Items from an interface collection:
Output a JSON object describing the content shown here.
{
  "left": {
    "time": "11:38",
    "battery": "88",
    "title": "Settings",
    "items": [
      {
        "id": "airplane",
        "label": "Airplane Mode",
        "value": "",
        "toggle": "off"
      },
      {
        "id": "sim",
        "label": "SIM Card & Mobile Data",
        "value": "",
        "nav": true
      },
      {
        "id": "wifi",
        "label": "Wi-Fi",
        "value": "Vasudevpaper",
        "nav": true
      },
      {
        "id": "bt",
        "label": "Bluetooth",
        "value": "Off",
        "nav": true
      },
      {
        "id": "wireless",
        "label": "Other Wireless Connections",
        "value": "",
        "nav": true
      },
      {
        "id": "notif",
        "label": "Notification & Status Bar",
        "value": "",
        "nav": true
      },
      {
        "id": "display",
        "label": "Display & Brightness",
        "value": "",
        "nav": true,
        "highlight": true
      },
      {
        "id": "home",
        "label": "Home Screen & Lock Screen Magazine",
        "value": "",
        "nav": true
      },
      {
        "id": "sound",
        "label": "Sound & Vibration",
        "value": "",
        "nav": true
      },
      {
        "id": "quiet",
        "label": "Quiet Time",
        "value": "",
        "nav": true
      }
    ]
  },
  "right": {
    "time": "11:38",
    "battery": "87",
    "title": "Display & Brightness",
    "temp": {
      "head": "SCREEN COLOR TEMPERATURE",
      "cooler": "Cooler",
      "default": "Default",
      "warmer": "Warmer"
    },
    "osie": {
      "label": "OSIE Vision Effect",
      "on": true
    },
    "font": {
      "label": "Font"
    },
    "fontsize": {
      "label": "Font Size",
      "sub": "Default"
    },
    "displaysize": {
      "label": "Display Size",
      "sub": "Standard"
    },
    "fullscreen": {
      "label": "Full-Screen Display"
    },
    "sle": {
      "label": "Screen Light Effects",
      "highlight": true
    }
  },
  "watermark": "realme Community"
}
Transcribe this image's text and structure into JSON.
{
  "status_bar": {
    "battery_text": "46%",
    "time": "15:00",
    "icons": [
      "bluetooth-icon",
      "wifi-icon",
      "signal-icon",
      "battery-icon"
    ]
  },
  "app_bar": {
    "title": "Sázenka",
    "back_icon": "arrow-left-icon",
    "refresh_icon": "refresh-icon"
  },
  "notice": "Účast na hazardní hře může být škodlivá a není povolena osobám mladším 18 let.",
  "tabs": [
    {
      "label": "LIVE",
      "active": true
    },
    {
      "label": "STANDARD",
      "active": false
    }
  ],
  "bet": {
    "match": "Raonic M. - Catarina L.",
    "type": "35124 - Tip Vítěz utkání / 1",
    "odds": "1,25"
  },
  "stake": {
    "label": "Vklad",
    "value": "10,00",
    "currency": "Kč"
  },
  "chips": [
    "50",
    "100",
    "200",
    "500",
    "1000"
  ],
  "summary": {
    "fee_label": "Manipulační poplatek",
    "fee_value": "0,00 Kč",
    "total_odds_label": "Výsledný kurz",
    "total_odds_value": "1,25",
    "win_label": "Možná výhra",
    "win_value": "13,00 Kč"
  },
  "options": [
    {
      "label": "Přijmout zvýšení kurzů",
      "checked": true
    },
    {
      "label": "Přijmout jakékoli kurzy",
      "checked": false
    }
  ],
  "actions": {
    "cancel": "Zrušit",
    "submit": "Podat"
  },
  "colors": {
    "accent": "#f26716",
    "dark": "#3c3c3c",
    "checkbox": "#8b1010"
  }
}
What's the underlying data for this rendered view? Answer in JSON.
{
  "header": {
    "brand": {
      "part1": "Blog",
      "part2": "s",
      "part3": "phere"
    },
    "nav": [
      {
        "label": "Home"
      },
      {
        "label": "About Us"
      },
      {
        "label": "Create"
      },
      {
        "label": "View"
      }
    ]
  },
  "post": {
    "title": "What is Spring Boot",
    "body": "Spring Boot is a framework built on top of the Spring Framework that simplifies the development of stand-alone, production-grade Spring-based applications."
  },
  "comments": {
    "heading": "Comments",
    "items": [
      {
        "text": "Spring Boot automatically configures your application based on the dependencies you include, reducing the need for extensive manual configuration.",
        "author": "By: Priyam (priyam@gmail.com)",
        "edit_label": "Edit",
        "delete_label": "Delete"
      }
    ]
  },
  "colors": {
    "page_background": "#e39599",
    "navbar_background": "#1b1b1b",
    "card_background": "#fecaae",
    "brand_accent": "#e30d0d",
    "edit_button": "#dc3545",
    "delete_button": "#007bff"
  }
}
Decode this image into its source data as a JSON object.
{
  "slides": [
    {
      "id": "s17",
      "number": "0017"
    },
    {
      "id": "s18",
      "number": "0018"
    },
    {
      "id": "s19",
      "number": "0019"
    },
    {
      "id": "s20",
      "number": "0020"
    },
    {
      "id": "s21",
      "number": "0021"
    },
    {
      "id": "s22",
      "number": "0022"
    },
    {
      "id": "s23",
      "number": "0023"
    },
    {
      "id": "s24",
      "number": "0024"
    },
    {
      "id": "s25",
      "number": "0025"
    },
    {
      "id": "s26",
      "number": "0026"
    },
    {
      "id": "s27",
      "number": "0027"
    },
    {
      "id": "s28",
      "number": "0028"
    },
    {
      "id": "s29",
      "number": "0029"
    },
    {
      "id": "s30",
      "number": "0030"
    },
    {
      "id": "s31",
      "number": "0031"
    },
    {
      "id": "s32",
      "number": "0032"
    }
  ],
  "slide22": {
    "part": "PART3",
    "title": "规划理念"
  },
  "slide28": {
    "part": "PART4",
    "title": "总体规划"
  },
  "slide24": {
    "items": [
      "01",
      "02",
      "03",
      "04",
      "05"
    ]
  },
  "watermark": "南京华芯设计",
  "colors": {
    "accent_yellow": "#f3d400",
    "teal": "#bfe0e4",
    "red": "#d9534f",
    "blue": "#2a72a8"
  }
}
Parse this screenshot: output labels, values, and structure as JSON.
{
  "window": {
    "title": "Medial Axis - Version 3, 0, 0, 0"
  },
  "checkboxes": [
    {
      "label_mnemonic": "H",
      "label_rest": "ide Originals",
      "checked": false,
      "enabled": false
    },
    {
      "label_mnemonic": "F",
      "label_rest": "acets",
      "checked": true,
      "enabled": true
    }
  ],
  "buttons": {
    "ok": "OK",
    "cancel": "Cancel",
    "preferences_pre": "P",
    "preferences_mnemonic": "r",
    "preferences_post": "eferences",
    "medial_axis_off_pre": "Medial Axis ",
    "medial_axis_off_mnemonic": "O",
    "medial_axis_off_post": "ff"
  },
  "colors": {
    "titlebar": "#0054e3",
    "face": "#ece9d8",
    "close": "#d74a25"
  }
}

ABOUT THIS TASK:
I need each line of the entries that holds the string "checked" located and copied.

RESULT:
      "checked": true
      "checked": false
      "checked": false,
      "checked": true,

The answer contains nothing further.